“Parking two cars in a space barely 5m x 5m meant greening every available space, both horizontal and vertical, even beneath the cars themselves. There is a deliberate backbone of evergreen planting with an infill of deciduous planting, to mark seasonal changes through the year. Evergreen fragrant climbers frame the front door, deciduous clematis and honeysuckle weave through trellis attached to the house and the remaining dividing wall. The low growing plants for the areas between the car wheels, and between the two cars, are again a mix of evergreen and deciduous, some chosen to release fragrance when walked over, such as thymes.
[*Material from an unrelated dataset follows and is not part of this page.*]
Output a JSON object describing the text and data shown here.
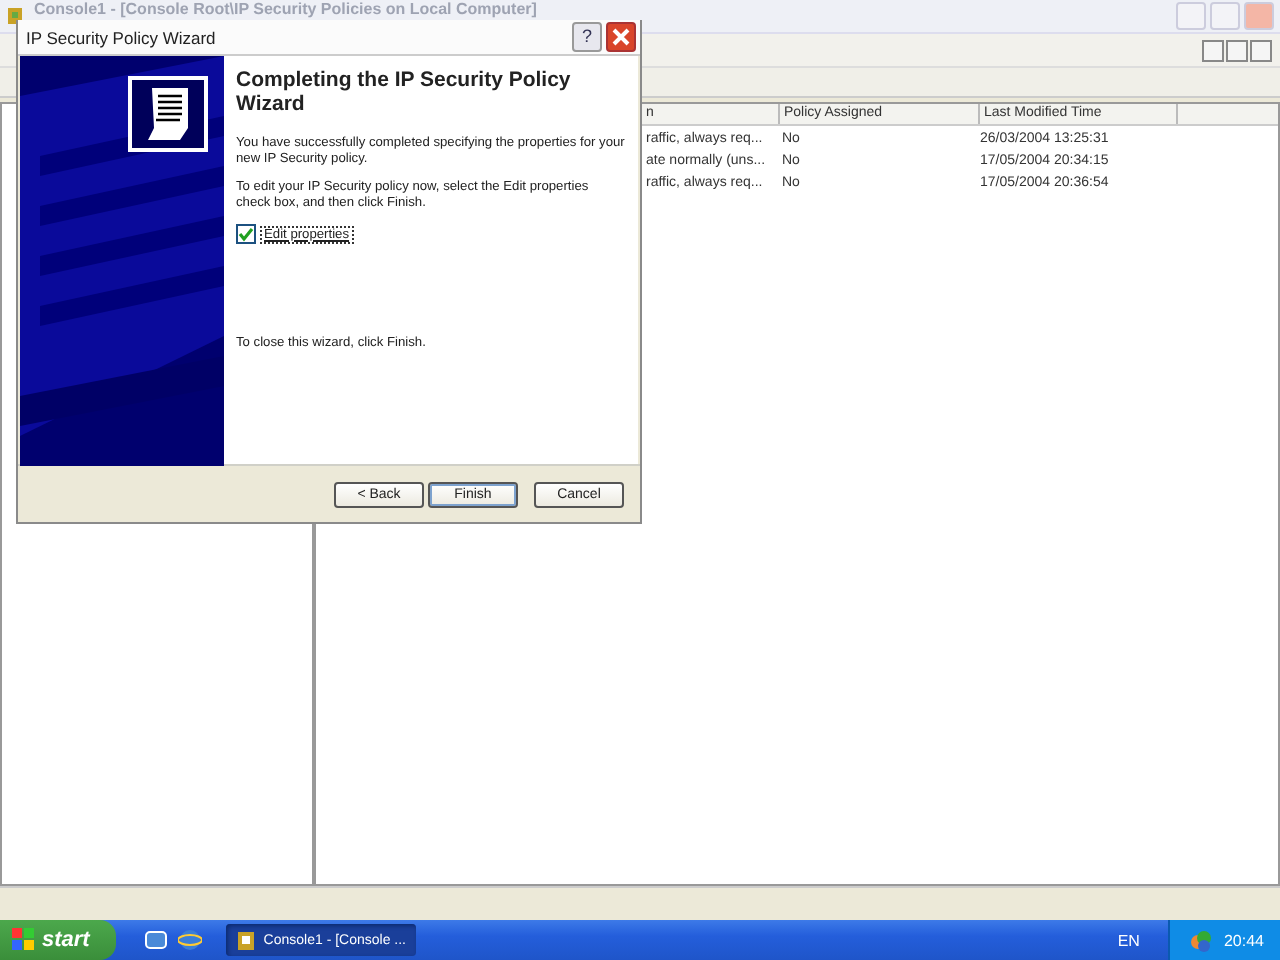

The overall look was not to be too jungly nor too manicured, but a soft wash of planting over the hard surfaces of walls and gravel, allowing the owners and their cars easy access to their house whilst improving the outlook for birds, bees and humans alike.”

A total of around £900 was spent on the plants. But they were bought in multiples and as large specimens, so as to provide instant impact for the demonstration and filming. You could choose fewer and smaller specimens, and probably acquire them or similar ones cheaply or even free from local plant sales and swaps, and from friends and neighbours.

Trees and shrubs: 

  • Acer palmatum 'Garnet';
  • Nandina domestica 'Obsession';
  • Viburnum tinus 'Eve Price';
  • Euonymus japonicus ‘Benkomasaki'


  • Clematis viticella 'Polish Spirit';
  • Clematis viticella 'Royal Velours';
  • Lonicera periclymenum 'Serotina';
  • Parthenocissus henryana;
  • Trachelospermum jasminoides

Herbaceous perennials and grasses: 

  • Alchemilla mollis;
  • Allium schoenoprasum (chives);
  • Astrantia major 'Hadspen Blood’;
  • Calamagrostis x acutiflora Overdam (feather reed grass);
  • Campanula pocharskyana;
  • Campanula portenschlagiana;
  • Euphorbia 'Excalibur';
  • Euphorbia amygdaloides 'Purpurea';
  • Lamium maculatum Pink Pearls;
  • Lysimachia nummularia;
  • Matteucia struthiopteris;
  • Miscanthus sinensis 'Silver Arrow';
  • Polystichum polyblepharum (Japanese lace fern);
  • Thymus vulgaris (thyme);
  • Thymus serphyllum 'Silver Posie';
  • Verbena bonariensis

Costs: labour

Labour, design and project management costs were provided pro bono by Caro Garden Design and Oakley Landscapes and by volunteers from the RHS and Ealing Front Gardens Project. Again, this could be provided by householders themselves, using our template and instructions.

As it develops...

One year on...
One year on...

Two years on...
Two years on...